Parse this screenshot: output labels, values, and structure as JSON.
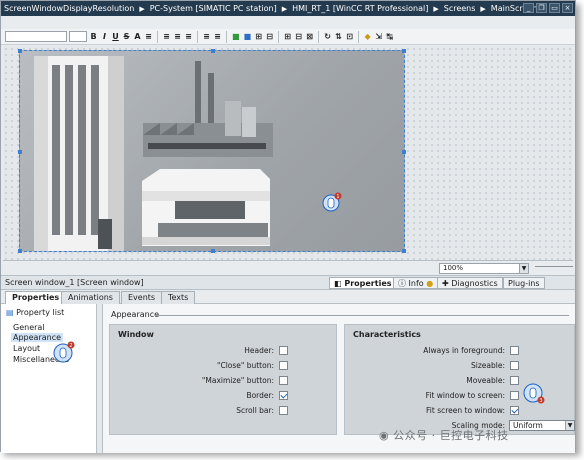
{
  "titlebar": {
    "crumbs": [
      "ScreenWindowDisplayResolution",
      "PC-System [SIMATIC PC station]",
      "HMI_RT_1 [WinCC RT Professional]",
      "Screens",
      "MainScreen"
    ]
  },
  "toolbar": {
    "buttons": [
      "B",
      "I",
      "U",
      "S",
      "A",
      "≡",
      "≡",
      "≡",
      "≡",
      "≡",
      "≡"
    ]
  },
  "canvas": {
    "zoom": "100%",
    "marker1": "1"
  },
  "inspector": {
    "title": "Screen window_1 [Screen window]",
    "tabs": {
      "properties": "Properties",
      "info": "Info",
      "diagnostics": "Diagnostics",
      "plugins": "Plug-ins"
    }
  },
  "tabs": [
    "Properties",
    "Animations",
    "Events",
    "Texts"
  ],
  "nav": {
    "header": "Property list",
    "items": [
      "General",
      "Appearance",
      "Layout",
      "Miscellaneous"
    ],
    "marker2": "2"
  },
  "content": {
    "section": "Appearance",
    "window_group": {
      "title": "Window",
      "rows": [
        {
          "label": "Header:",
          "checked": false
        },
        {
          "label": "\"Close\" button:",
          "checked": false
        },
        {
          "label": "\"Maximize\" button:",
          "checked": false
        },
        {
          "label": "Border:",
          "checked": true
        },
        {
          "label": "Scroll bar:",
          "checked": false
        }
      ]
    },
    "characteristics_group": {
      "title": "Characteristics",
      "rows": [
        {
          "label": "Always in foreground:",
          "checked": false
        },
        {
          "label": "Sizeable:",
          "checked": false
        },
        {
          "label": "Moveable:",
          "checked": false
        },
        {
          "label": "Fit window to screen:",
          "checked": false
        },
        {
          "label": "Fit screen to window:",
          "checked": true
        }
      ],
      "scaling_label": "Scaling mode:",
      "scaling_value": "Uniform",
      "marker3": "3"
    }
  },
  "watermark": "公众号 · 巨控电子科技",
  "colors": {
    "titlebar": "#243a4f",
    "selection": "#3f7fd1",
    "marker": "#1d5fbf",
    "marker_badge": "#c0392b"
  }
}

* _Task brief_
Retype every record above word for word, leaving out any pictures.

* _Problem solution_
Parse this screenshot: output labels, values, and structure as JSON.
{
  "titlebar": {
    "crumbs": [
      "ScreenWindowDisplayResolution",
      "PC-System [SIMATIC PC station]",
      "HMI_RT_1 [WinCC RT Professional]",
      "Screens",
      "MainScreen"
    ]
  },
  "toolbar": {
    "buttons": [
      "B",
      "I",
      "U",
      "S",
      "A",
      "≡",
      "≡",
      "≡",
      "≡",
      "≡",
      "≡"
    ]
  },
  "canvas": {
    "zoom": "100%",
    "marker1": "1"
  },
  "inspector": {
    "title": "Screen window_1 [Screen window]",
    "tabs": {
      "properties": "Properties",
      "info": "Info",
      "diagnostics": "Diagnostics",
      "plugins": "Plug-ins"
    }
  },
  "tabs": [
    "Properties",
    "Animations",
    "Events",
    "Texts"
  ],
  "nav": {
    "header": "Property list",
    "items": [
      "General",
      "Appearance",
      "Layout",
      "Miscellaneous"
    ],
    "marker2": "2"
  },
  "content": {
    "section": "Appearance",
    "window_group": {
      "title": "Window",
      "rows": [
        {
          "label": "Header:",
          "checked": false
        },
        {
          "label": "\"Close\" button:",
          "checked": false
        },
        {
          "label": "\"Maximize\" button:",
          "checked": false
        },
        {
          "label": "Border:",
          "checked": true
        },
        {
          "label": "Scroll bar:",
          "checked": false
        }
      ]
    },
    "characteristics_group": {
      "title": "Characteristics",
      "rows": [
        {
          "label": "Always in foreground:",
          "checked": false
        },
        {
          "label": "Sizeable:",
          "checked": false
        },
        {
          "label": "Moveable:",
          "checked": false
        },
        {
          "label": "Fit window to screen:",
          "checked": false
        },
        {
          "label": "Fit screen to window:",
          "checked": true
        }
      ],
      "scaling_label": "Scaling mode:",
      "scaling_value": "Uniform",
      "marker3": "3"
    }
  },
  "watermark": "公众号 · 巨控电子科技",
  "colors": {
    "titlebar": "#243a4f",
    "selection": "#3f7fd1",
    "marker": "#1d5fbf",
    "marker_badge": "#c0392b"
  }
}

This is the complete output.